Getting your new business off the ground was no small expense. From furnishing your office space to the new website and advertising, is your wallet feeling a little light these days? There’s good news! You may be able to deduct these and any other reasonable expenses you paid to earn income, leaving more money in your pocket to reinvest in your business.
Being self-employed, you often work well into the evening in your home office—responding to emails, updating your books and records, and preparing for meetings with clients. When you use part of your home for business, you may be able to deduct part of your maintenance costs such as heat, home insurance, electricity, and cleaning materials. If you rent your home, you may be able to deduct part of your rent and any expenses for your workspace. To find out more, go to www.cra.gc.ca/smallbusiness and select “Business Expenses.”
Not sure if you need a goods and services tax/harmonized sales tax (GST/HST) account? Go to www.cra.gc.ca/gsthst and fill out a short questionnaire to see if you need to register for one. Even if you don’t have to, registering could let you claim input tax credits on the GST/HST you paid on your business purchases and expenses. In Quebec, Revenu Québec administers the GST/QST.
Most Canadian income tax and benefit returns for 2015 are due on April 30, 2016. However, since this date is a Saturday, the CRA will consider your return as filed on time and your payment to be made on time if it receives your submission or it is postmarked by midnight on May 2, 2016. Self-employed individuals and their spouses or common-law partners have until June 15, 2016, to file their income tax and benefit returns, but any balance owing is still due no later than May 2, 2016.
Filing online is easy, secure, and allows the CRA to process your return much faster. And if you’re entitled to a refund, you can enjoy your money in as little as eight business days, by combining online filing with direct deposit. For a list of software and Web applications, including some that are free, click here. Also, new this year, the CRA’s auto-fill my return service is available through some NETFILE certified software. This secure service automatically fills in certain parts of your income tax and benefit return. To use Auto-fill my return, you must be fully registered for My Account at www.cra.gc.ca/myaccount.
If you owe tax or have to pay tax by instalments, take advantage of pre-authorized debit to set up your payments in advance. To learn more about your payment options, click here.

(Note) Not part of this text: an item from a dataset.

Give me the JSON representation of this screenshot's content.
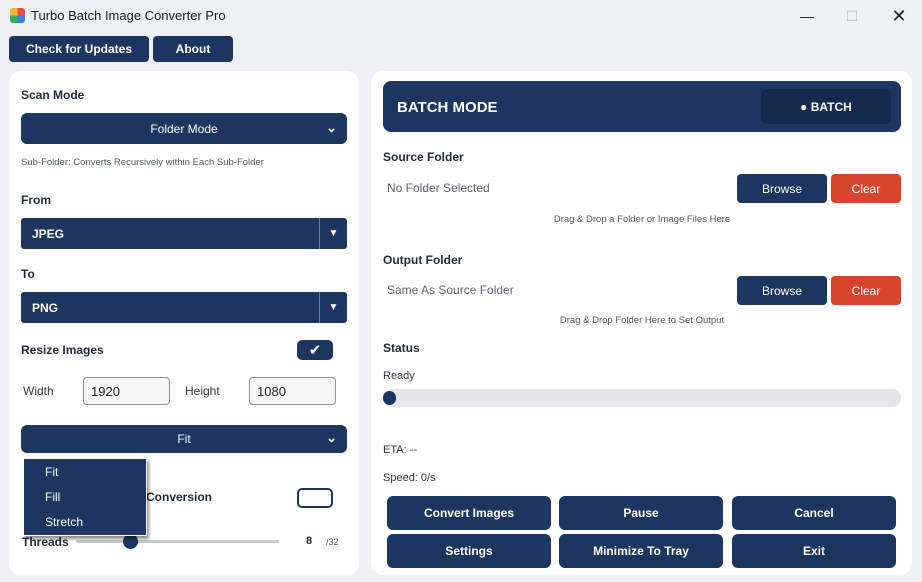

You can also sign up for the new CRA Business Tax Reminders app, available free on Apple iOS, Google Android, and BlackBerry mobile platforms. Get your info on the go—the app lets you create reminders and alerts for key CRA due dates for things such as instalment payments, returns, remittances, and other tax-related matters, so you avoid penalties and interest. With all these services available online (and on your mobile!), it’s easy to stay on top of your tax affairs year-round.
The CRA has dedicated web pages for small businesses and they include tax scenarios that may affect you. Click here to find out everything you need to know about your tax obligations as a small business owner—from reporting your income and expenses to registering for GST/HST and payroll accounts. The CRA also has a series of videos for small businesses here.

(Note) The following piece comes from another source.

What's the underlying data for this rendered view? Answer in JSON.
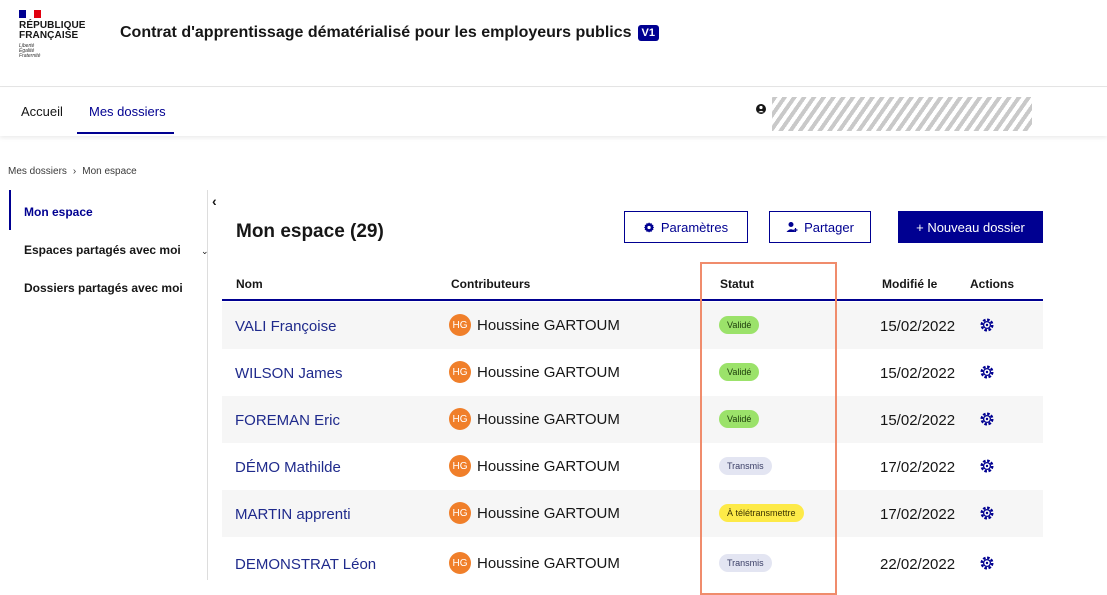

For more information call 1-800-959-5525 to speak with a CRA agent or follow the CRA on Twitter for tax tips here.
Note: This post was submitted to us by the Canadian Revenue Agency.